(EXTRACTED MATERIAL)
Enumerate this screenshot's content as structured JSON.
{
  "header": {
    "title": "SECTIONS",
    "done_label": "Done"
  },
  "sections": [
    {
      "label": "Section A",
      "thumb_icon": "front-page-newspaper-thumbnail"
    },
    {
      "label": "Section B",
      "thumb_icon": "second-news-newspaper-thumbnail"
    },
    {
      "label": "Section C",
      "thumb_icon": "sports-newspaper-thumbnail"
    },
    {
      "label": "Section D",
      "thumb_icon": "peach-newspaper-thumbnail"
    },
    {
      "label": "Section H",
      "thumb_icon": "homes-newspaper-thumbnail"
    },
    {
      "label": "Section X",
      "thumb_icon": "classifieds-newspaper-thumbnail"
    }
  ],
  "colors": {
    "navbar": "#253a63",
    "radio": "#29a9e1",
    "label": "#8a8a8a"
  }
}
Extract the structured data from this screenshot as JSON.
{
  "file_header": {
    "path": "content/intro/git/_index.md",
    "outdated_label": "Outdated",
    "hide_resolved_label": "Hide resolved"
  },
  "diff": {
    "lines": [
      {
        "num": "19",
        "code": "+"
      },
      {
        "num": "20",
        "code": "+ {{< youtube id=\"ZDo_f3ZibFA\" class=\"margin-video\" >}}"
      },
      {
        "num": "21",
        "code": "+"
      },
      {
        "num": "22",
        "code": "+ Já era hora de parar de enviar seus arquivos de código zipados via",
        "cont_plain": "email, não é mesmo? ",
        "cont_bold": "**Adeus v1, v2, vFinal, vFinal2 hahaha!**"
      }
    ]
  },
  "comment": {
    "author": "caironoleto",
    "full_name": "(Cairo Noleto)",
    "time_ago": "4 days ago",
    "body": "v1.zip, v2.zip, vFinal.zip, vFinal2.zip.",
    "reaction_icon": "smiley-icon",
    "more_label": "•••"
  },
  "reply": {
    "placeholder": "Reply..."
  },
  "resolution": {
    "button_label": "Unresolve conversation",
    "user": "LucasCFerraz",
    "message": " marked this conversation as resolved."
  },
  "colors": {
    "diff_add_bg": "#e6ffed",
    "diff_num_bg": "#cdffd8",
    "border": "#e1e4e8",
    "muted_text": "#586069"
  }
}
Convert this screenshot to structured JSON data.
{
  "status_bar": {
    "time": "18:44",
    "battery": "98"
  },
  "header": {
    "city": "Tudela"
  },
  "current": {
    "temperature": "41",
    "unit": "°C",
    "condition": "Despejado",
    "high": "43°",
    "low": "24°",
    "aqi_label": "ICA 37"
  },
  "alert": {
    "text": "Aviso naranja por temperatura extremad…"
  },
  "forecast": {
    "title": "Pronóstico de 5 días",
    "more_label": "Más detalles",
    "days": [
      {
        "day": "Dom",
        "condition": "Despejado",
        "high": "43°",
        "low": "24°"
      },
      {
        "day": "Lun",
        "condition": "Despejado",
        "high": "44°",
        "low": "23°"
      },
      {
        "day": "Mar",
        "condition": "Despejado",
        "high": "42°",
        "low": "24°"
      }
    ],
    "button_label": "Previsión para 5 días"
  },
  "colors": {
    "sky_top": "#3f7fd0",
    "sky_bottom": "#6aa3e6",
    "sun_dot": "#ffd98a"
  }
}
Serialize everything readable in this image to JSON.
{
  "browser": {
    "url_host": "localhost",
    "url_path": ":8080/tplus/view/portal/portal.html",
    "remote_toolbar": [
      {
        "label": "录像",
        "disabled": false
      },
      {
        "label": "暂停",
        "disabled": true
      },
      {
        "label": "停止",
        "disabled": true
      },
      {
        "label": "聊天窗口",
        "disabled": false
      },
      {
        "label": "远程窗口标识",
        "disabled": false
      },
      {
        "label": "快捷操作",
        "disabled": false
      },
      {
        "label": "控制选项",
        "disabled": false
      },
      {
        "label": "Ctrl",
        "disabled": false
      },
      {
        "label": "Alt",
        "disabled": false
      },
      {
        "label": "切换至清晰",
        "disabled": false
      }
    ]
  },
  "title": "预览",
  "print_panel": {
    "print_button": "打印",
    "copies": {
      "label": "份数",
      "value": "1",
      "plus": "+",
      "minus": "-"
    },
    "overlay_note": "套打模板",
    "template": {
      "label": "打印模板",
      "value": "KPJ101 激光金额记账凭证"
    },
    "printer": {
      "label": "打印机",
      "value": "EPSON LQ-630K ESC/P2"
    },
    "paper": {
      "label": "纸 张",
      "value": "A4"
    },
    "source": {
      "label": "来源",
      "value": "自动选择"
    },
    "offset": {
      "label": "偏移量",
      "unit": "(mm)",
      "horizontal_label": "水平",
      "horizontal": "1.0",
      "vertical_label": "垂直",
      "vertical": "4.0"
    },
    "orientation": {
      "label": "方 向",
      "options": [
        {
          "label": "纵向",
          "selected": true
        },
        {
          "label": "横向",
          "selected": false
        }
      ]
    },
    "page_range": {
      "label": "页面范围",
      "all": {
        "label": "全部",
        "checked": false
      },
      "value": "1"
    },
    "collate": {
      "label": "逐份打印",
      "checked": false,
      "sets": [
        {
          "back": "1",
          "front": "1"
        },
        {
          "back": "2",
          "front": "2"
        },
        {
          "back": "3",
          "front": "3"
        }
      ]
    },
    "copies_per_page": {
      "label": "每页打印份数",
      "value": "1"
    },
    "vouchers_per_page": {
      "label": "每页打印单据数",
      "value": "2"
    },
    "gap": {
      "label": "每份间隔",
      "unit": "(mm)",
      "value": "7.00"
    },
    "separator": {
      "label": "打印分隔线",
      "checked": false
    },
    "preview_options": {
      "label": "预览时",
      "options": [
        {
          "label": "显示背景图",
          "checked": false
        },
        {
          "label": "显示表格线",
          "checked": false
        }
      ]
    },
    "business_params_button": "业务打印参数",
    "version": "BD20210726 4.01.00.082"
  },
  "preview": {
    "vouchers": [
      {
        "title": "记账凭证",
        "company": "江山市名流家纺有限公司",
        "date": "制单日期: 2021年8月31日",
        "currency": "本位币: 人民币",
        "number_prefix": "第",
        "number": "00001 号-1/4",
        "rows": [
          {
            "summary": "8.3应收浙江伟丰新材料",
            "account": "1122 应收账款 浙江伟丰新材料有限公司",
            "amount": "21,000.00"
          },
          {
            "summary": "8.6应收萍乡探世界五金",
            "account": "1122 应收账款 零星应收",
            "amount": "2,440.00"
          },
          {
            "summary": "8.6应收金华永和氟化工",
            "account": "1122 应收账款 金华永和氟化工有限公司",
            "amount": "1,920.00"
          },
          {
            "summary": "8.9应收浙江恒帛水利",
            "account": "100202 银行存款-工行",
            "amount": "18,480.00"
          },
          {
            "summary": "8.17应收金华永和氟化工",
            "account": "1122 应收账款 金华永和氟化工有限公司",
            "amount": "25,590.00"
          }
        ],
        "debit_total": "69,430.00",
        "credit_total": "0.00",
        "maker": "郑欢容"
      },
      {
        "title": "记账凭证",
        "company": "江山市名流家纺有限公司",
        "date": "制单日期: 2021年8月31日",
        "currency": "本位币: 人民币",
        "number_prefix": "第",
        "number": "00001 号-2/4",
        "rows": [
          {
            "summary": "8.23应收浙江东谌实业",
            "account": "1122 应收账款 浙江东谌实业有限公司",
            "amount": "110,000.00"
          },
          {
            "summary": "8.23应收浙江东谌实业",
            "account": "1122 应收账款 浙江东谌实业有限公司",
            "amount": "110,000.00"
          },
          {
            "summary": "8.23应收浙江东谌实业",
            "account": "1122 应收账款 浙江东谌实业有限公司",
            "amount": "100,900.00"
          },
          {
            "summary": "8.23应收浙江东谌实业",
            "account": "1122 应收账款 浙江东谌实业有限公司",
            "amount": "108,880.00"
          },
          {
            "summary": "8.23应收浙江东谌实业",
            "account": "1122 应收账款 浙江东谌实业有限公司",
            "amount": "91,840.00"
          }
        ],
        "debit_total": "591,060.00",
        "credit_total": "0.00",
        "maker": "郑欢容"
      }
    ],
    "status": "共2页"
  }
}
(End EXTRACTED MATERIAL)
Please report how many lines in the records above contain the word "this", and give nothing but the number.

5